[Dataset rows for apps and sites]
BEGIN

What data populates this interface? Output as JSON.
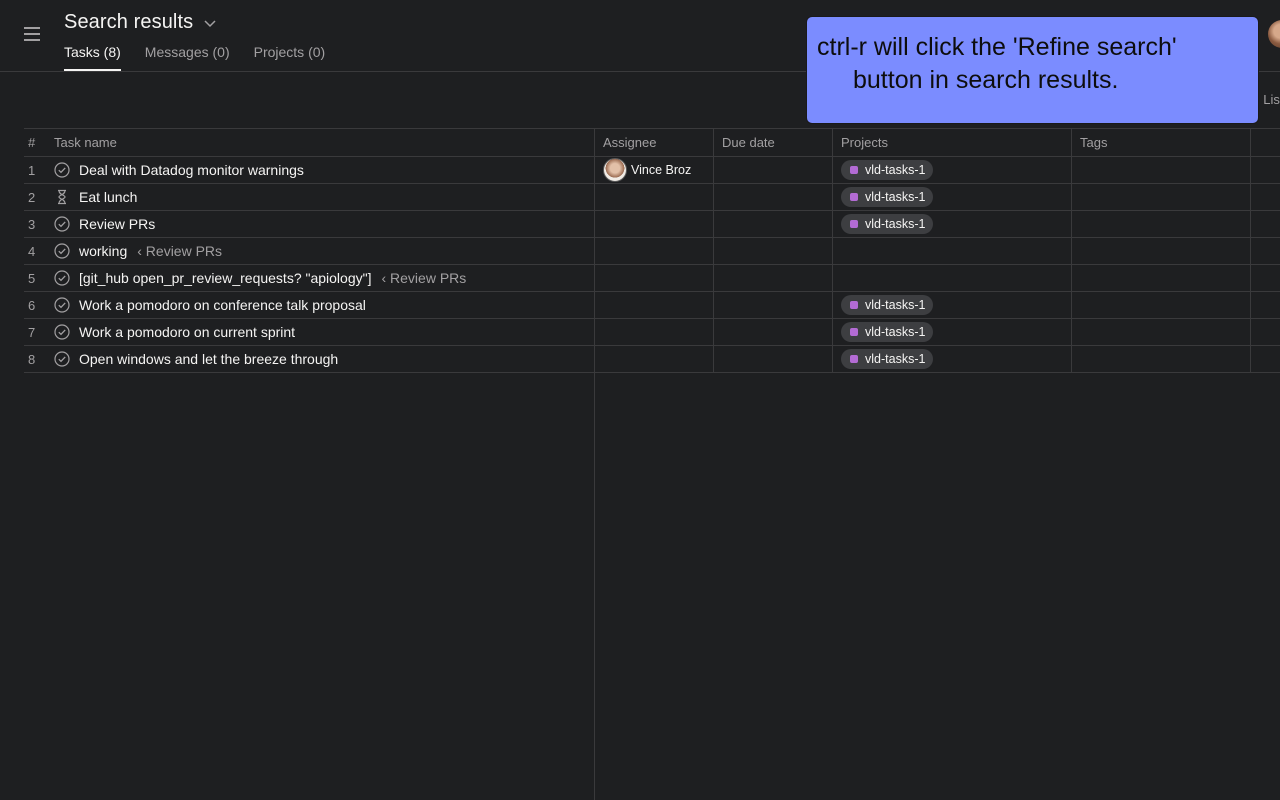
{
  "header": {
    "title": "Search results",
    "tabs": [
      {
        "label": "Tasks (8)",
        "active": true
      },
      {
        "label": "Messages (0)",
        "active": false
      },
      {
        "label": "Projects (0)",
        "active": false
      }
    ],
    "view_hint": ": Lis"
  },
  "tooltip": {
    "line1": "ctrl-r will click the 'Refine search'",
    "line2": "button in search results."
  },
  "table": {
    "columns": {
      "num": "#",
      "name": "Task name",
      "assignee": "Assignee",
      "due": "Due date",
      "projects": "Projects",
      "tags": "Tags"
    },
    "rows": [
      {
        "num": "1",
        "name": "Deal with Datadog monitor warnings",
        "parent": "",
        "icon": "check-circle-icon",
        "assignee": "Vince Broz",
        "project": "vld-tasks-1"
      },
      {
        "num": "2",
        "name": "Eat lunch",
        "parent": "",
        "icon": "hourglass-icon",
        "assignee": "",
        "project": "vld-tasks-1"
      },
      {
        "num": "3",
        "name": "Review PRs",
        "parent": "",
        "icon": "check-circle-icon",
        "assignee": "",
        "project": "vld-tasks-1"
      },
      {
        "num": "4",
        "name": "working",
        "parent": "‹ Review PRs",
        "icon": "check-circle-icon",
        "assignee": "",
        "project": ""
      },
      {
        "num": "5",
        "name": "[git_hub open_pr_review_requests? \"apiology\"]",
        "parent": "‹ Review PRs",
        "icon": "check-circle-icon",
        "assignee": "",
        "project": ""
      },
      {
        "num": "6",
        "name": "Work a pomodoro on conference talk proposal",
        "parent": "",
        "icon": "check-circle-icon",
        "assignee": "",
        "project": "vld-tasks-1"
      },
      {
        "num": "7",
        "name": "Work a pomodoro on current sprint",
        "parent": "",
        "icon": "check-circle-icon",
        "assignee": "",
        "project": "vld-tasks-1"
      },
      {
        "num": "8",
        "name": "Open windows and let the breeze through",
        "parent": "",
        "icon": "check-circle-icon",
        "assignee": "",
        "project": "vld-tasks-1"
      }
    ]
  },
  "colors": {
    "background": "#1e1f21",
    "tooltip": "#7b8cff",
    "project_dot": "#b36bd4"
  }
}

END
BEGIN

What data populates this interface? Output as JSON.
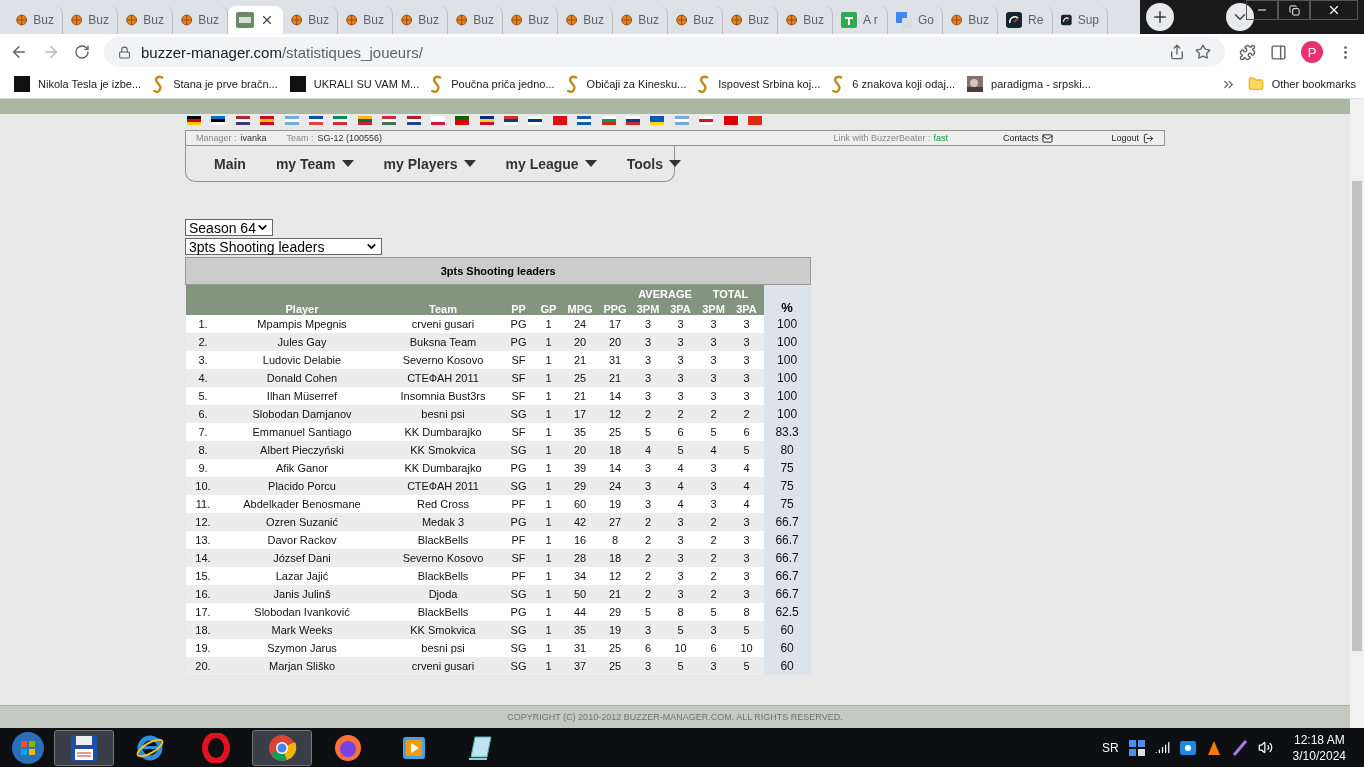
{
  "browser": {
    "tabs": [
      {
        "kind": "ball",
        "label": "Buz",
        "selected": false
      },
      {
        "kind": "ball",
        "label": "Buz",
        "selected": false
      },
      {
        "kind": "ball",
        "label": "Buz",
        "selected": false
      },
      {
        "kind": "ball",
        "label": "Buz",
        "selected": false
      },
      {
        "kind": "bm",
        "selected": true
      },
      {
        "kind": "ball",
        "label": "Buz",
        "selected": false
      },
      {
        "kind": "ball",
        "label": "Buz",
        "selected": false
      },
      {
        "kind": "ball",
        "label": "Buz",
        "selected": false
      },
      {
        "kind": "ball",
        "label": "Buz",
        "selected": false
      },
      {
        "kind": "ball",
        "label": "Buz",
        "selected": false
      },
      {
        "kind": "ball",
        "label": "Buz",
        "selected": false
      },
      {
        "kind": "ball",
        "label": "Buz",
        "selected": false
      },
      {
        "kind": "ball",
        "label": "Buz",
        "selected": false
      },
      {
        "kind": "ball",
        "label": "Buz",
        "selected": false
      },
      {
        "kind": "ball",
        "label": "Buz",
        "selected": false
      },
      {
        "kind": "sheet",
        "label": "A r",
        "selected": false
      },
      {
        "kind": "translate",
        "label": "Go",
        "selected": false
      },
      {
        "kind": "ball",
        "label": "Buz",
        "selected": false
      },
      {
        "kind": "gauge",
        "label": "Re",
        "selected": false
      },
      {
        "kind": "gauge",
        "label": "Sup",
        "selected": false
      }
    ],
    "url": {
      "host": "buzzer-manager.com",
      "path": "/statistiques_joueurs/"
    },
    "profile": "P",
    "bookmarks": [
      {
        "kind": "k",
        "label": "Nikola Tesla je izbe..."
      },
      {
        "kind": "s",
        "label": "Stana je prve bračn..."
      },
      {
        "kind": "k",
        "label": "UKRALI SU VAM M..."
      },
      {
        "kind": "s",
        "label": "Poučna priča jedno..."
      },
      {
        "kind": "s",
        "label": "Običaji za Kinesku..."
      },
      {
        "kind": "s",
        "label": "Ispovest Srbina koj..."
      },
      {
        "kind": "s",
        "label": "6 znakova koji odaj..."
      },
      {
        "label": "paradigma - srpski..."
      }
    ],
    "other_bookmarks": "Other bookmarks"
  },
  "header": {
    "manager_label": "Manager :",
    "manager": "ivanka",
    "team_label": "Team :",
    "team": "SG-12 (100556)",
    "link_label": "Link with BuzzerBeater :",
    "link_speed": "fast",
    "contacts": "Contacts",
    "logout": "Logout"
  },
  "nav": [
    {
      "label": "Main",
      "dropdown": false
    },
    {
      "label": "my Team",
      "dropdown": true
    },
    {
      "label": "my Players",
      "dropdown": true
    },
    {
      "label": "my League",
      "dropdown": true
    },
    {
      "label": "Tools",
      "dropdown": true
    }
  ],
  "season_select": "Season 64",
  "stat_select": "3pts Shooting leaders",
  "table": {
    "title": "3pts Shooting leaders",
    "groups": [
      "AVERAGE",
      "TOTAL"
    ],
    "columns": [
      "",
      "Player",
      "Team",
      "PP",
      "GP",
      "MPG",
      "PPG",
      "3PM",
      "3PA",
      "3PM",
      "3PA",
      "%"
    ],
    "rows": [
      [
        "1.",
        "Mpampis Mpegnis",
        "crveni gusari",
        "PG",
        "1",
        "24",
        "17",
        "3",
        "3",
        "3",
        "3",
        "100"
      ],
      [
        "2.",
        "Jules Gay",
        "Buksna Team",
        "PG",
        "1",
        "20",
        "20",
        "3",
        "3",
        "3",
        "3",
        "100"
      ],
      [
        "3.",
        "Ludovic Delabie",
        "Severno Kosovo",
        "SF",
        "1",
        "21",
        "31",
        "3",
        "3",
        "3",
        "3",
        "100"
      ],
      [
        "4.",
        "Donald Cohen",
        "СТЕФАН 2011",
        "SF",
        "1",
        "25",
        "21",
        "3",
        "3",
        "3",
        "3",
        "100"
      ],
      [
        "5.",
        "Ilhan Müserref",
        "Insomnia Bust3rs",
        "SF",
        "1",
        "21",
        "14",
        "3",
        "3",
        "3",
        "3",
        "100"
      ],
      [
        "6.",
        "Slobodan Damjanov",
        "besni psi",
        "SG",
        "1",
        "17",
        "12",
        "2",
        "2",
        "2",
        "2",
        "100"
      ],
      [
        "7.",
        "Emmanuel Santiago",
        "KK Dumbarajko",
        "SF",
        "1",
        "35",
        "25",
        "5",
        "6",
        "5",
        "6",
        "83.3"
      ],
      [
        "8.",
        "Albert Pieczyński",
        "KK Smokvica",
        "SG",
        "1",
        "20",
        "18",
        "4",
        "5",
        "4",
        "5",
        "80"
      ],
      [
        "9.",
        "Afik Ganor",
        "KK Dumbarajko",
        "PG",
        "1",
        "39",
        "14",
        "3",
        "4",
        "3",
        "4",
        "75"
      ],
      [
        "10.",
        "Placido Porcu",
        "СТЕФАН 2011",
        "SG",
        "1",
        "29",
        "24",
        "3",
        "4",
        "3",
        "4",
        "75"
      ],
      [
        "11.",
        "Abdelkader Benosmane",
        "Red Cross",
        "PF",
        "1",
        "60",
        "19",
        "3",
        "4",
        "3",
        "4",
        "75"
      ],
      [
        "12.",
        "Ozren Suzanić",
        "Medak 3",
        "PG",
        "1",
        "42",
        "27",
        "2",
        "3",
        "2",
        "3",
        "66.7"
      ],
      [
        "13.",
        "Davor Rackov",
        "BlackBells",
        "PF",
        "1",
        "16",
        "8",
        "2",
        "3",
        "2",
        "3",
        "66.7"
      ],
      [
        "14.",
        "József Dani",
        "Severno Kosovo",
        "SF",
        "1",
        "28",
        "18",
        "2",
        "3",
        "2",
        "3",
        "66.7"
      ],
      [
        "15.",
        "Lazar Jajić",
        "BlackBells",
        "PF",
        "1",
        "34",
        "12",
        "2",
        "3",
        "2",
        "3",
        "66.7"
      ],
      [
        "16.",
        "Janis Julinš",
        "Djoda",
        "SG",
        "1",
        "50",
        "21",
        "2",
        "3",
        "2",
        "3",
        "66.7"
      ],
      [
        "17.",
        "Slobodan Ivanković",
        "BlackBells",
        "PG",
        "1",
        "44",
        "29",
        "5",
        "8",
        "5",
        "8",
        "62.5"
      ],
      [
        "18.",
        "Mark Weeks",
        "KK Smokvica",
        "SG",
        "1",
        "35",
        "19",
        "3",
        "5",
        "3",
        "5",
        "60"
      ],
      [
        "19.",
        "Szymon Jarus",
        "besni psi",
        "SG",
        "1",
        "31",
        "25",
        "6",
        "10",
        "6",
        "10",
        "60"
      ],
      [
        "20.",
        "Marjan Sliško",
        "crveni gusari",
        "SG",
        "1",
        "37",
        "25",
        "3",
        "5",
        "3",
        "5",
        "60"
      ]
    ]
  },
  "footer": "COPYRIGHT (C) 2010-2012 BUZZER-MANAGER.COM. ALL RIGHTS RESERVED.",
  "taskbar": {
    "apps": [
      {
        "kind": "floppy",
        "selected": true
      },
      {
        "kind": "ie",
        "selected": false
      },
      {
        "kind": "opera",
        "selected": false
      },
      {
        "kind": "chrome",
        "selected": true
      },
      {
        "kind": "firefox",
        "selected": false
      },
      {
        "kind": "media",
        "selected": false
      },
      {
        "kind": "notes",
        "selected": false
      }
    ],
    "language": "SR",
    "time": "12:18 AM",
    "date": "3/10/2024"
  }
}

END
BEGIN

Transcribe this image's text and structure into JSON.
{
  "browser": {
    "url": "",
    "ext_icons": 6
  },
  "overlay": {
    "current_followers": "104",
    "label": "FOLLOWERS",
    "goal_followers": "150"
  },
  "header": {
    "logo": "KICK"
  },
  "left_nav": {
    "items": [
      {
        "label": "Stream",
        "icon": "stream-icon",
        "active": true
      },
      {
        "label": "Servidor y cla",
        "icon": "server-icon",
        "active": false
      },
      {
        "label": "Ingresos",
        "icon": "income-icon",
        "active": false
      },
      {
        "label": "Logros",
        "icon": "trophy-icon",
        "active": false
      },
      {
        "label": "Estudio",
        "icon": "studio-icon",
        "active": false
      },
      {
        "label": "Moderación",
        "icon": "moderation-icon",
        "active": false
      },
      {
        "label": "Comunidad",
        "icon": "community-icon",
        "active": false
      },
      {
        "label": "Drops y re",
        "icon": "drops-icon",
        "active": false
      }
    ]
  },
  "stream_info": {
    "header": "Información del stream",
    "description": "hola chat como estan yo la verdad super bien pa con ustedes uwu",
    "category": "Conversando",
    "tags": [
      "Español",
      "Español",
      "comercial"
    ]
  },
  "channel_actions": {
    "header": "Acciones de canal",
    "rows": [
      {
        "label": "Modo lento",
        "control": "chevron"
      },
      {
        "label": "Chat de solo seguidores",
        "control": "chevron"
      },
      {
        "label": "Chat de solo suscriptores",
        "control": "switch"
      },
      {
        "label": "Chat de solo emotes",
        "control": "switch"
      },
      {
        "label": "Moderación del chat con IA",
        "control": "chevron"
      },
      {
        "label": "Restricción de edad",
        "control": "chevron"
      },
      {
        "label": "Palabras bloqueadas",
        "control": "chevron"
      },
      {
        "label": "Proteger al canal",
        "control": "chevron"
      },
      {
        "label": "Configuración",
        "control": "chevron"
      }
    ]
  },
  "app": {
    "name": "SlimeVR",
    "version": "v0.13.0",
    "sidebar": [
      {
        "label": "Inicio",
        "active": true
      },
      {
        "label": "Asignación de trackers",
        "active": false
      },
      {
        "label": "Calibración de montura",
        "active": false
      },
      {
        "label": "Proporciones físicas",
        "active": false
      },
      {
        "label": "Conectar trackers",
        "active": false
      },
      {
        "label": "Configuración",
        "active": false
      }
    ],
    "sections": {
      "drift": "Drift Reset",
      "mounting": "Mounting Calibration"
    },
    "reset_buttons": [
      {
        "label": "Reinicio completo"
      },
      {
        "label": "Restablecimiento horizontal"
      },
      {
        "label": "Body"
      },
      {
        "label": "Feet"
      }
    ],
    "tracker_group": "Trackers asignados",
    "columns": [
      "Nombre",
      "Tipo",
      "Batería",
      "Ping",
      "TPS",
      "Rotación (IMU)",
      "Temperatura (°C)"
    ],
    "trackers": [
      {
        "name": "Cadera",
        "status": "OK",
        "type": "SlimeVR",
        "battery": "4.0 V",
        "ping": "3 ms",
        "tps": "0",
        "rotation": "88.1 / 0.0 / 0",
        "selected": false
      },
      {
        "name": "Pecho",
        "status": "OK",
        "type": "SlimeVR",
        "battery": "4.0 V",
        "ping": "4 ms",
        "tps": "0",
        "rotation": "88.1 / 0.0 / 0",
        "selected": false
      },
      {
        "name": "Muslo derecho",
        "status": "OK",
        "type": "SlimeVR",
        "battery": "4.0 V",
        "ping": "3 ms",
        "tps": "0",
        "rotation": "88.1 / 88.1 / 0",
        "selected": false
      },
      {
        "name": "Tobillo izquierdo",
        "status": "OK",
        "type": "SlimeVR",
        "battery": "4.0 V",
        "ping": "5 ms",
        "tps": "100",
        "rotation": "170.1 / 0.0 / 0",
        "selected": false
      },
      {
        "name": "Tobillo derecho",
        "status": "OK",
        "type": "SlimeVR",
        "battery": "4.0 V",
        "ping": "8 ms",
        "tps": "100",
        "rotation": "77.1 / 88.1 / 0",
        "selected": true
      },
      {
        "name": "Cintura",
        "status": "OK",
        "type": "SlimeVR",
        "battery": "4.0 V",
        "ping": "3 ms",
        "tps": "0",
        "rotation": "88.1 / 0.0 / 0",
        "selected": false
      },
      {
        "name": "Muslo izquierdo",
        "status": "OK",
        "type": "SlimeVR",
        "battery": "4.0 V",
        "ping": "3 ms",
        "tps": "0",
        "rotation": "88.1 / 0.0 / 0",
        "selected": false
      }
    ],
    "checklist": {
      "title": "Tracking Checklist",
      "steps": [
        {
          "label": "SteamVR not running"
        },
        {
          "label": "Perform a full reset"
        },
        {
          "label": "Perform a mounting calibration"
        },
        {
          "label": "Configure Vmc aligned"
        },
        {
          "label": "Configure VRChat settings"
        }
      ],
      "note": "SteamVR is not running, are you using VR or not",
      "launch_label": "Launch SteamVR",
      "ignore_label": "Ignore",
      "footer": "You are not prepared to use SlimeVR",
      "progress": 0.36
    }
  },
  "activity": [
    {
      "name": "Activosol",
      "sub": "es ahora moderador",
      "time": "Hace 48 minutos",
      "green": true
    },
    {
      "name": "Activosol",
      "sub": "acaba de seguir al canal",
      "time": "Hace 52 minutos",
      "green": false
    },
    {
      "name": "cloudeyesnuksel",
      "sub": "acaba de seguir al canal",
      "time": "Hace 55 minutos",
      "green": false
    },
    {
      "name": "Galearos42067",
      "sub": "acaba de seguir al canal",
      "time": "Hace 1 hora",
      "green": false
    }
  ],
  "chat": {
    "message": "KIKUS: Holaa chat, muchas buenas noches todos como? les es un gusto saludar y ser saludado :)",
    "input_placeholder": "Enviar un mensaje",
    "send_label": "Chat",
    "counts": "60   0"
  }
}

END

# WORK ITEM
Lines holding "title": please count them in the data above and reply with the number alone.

# PROBLEM SOLUTION
3